>>>>

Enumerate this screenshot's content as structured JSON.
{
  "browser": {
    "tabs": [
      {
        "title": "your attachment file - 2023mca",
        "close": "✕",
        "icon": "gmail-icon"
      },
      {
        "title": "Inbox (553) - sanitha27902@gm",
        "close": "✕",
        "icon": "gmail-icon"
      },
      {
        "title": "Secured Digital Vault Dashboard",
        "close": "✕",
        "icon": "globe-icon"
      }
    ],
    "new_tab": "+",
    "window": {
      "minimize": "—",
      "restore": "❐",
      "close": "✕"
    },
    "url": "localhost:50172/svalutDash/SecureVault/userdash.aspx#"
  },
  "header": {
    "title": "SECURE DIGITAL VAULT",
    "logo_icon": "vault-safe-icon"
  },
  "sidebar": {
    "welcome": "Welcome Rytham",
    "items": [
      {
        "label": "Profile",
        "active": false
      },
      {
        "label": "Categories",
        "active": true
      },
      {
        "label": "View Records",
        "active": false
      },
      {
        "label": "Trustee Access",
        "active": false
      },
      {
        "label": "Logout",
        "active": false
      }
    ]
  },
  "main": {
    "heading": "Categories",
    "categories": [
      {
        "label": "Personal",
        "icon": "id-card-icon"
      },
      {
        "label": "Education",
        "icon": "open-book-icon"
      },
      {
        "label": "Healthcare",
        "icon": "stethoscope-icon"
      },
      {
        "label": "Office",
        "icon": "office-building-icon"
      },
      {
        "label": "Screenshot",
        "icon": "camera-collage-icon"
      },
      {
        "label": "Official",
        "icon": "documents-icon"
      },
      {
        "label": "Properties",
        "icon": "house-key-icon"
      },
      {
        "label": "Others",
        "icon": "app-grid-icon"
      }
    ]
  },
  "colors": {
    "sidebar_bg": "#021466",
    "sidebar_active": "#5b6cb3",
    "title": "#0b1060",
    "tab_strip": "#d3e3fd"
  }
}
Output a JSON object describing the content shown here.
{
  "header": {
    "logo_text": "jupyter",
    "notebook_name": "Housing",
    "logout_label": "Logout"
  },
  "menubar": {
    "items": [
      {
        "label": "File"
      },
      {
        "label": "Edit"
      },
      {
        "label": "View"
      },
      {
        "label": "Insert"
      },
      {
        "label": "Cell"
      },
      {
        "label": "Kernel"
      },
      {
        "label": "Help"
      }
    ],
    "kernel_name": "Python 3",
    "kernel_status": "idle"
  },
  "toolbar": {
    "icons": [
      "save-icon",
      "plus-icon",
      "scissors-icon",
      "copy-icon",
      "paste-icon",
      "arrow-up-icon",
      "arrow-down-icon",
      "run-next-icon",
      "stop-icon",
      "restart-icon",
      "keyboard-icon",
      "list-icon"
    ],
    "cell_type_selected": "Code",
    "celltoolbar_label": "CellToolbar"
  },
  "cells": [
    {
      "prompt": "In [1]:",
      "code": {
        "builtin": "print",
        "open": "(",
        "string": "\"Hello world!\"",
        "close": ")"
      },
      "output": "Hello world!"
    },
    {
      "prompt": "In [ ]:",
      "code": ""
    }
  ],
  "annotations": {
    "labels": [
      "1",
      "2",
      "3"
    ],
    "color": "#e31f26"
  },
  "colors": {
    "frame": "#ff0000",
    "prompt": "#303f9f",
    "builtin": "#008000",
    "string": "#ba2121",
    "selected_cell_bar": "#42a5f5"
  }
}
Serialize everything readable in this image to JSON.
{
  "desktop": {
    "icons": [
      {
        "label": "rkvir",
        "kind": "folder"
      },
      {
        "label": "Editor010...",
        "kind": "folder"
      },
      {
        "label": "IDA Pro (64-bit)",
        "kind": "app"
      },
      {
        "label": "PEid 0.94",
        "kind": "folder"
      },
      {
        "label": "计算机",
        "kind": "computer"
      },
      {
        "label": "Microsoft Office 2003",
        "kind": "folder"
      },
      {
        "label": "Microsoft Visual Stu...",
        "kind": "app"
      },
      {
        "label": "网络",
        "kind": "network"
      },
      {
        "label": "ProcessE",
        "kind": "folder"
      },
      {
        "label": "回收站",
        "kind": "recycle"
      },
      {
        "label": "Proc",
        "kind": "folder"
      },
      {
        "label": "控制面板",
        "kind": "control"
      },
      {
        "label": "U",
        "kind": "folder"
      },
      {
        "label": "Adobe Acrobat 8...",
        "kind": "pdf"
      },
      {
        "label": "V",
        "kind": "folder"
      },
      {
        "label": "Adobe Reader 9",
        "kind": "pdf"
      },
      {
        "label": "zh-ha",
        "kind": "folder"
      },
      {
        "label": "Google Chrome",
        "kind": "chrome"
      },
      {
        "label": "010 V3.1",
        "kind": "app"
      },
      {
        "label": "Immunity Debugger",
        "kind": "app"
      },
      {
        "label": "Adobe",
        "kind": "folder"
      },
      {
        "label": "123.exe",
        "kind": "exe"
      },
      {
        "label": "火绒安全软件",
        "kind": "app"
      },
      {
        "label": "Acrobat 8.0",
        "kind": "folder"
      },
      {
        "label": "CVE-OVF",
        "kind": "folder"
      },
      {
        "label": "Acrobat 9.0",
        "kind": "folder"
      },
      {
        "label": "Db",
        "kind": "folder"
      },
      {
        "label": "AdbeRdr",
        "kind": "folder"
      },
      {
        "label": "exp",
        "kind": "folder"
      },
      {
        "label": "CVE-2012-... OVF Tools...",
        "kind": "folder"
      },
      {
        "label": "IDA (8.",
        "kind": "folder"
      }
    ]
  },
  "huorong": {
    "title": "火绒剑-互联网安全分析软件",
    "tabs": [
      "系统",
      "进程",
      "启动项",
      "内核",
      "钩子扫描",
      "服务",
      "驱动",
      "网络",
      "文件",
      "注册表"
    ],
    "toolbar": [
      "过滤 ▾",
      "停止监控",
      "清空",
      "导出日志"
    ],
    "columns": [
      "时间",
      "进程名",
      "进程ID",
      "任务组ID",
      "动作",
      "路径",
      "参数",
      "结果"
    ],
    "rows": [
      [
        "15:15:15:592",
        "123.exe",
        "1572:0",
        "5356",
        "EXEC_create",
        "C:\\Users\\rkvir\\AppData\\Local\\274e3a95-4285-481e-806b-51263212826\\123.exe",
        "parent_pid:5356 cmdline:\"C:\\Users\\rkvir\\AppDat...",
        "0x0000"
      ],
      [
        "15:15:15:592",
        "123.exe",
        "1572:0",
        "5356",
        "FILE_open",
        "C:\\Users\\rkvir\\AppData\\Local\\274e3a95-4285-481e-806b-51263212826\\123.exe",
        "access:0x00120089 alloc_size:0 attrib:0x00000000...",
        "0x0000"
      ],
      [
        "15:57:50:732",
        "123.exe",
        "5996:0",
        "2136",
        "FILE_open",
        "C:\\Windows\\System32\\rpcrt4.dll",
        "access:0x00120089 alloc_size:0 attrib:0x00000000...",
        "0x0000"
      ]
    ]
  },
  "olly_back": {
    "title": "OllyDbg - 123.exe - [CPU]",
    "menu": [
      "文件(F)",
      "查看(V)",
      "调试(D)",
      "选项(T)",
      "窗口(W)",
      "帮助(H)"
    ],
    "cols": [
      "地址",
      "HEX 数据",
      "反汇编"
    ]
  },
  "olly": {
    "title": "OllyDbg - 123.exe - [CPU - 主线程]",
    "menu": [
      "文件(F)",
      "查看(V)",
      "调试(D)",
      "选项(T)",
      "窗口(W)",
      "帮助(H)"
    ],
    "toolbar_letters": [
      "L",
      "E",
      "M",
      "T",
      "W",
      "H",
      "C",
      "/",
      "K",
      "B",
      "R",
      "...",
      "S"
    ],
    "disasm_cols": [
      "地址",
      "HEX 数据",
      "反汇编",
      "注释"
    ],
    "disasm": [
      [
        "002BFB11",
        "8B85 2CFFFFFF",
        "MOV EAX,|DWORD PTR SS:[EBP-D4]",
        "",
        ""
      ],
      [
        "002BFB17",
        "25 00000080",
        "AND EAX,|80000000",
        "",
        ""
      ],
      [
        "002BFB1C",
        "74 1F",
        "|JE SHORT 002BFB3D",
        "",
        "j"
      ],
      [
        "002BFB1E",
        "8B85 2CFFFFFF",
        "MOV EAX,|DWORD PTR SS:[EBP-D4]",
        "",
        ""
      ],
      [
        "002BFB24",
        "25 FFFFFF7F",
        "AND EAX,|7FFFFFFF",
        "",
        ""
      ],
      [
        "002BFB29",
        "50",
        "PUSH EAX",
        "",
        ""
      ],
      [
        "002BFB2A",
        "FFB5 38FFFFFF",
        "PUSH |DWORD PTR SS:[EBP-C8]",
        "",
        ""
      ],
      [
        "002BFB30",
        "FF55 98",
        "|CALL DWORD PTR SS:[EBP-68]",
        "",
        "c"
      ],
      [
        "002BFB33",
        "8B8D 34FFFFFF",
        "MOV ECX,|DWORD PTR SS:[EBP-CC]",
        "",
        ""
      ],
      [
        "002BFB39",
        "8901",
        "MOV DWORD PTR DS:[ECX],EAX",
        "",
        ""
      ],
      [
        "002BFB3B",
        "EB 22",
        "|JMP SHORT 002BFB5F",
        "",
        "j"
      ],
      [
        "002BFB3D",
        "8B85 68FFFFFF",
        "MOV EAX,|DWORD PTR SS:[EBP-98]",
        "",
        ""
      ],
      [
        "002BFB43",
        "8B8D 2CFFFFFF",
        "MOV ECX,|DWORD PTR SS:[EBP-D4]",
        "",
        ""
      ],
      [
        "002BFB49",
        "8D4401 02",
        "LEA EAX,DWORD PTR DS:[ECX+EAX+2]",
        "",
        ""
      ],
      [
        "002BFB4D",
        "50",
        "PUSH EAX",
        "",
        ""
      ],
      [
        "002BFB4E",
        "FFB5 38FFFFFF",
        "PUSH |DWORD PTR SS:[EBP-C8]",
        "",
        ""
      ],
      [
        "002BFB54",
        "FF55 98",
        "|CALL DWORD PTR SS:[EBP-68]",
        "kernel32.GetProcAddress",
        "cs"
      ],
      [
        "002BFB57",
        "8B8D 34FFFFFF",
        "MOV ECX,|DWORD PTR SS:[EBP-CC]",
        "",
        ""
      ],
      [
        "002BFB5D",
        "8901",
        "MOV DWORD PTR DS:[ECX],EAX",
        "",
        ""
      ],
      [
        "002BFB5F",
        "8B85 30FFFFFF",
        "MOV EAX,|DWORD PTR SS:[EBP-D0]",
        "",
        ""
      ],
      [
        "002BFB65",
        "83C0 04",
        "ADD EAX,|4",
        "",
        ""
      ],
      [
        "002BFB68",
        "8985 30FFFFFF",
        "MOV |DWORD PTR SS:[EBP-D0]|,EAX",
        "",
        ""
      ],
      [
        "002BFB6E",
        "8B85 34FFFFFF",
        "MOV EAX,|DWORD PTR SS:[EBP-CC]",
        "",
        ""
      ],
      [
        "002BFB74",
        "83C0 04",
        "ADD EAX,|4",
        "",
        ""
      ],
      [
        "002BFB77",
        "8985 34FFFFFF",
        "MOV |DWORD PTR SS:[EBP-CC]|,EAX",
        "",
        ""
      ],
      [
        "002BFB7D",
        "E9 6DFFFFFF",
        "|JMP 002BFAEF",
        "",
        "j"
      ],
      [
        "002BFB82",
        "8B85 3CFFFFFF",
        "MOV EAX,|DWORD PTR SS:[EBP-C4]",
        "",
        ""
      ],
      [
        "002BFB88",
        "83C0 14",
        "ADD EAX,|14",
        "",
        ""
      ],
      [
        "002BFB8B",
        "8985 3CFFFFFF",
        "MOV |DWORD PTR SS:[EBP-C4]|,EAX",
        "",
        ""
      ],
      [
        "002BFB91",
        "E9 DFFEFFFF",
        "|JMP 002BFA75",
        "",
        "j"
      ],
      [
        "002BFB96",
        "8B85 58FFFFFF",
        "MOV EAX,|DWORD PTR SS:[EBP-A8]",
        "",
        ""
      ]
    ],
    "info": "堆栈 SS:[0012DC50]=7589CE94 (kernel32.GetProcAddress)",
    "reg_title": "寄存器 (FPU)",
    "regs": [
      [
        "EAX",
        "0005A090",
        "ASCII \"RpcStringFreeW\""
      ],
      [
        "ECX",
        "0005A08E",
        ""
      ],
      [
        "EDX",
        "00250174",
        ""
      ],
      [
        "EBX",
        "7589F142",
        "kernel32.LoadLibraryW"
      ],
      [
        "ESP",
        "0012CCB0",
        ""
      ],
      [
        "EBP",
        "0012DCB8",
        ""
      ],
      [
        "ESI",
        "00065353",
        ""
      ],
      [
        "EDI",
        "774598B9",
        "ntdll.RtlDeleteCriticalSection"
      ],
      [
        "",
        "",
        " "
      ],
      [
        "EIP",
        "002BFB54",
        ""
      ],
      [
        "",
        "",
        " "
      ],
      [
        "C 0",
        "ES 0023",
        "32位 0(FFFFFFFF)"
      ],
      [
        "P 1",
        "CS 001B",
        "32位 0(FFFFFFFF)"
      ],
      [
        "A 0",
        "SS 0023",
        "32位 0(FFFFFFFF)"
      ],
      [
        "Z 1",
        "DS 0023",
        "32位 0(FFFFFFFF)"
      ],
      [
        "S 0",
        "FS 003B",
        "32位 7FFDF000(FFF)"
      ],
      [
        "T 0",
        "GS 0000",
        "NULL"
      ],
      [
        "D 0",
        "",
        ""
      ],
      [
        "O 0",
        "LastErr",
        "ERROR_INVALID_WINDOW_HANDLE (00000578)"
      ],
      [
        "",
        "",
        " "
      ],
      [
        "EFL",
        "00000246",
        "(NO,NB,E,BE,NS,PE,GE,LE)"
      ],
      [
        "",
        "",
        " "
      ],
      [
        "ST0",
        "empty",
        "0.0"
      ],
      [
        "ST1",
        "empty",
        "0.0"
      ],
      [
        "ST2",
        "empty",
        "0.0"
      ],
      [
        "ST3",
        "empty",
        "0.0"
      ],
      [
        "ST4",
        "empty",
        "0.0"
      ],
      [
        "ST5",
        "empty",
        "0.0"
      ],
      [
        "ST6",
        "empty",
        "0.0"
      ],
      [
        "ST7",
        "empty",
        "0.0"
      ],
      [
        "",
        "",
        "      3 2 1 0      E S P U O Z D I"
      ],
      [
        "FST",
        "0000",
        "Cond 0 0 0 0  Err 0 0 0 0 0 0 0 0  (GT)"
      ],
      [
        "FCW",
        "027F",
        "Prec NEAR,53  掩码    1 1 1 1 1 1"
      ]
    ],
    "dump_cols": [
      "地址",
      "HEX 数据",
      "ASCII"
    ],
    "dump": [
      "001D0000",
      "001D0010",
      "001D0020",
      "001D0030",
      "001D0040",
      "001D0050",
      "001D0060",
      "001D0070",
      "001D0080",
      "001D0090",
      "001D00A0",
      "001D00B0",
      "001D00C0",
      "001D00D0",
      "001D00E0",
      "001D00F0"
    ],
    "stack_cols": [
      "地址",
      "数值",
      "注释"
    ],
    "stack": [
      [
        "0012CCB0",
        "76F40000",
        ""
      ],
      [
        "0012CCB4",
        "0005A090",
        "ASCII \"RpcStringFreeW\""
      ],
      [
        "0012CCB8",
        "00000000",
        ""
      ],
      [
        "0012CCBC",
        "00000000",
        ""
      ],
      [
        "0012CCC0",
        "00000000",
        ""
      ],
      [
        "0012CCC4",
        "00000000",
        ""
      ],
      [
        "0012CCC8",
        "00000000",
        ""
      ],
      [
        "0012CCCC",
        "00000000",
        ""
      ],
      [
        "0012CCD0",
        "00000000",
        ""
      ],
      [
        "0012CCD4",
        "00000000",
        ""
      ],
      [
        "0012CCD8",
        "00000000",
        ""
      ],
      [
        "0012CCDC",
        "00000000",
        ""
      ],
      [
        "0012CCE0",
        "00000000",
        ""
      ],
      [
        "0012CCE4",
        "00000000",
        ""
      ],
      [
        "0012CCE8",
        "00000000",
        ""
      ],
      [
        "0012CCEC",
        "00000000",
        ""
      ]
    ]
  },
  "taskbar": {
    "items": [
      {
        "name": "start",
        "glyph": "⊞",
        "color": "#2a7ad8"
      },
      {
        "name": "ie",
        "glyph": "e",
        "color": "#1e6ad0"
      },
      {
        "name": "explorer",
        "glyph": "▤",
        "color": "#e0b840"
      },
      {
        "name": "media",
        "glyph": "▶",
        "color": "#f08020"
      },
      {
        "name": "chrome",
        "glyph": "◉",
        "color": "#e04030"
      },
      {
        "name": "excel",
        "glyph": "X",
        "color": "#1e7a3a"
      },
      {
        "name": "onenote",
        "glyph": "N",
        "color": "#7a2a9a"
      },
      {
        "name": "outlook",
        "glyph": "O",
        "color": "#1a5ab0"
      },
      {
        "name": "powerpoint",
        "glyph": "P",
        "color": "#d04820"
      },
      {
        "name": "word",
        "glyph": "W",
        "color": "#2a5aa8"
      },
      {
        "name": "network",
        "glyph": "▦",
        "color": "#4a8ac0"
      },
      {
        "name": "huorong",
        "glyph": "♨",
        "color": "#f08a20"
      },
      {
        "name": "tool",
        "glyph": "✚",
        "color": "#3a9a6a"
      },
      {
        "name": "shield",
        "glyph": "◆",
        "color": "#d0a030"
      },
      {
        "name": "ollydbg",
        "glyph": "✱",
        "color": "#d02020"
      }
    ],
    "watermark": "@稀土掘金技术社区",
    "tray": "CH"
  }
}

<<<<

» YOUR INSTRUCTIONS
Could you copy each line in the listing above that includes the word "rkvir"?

» RESPONSE TO THE TASK
        "label": "rkvir",
        "C:\\Users\\rkvir\\AppData\\Local\\274e3a95-4285-481e-806b-51263212826\\123.exe",
        "parent_pid:5356 cmdline:\"C:\\Users\\rkvir\\AppDat...",
        "C:\\Users\\rkvir\\AppData\\Local\\274e3a95-4285-481e-806b-51263212826\\123.exe",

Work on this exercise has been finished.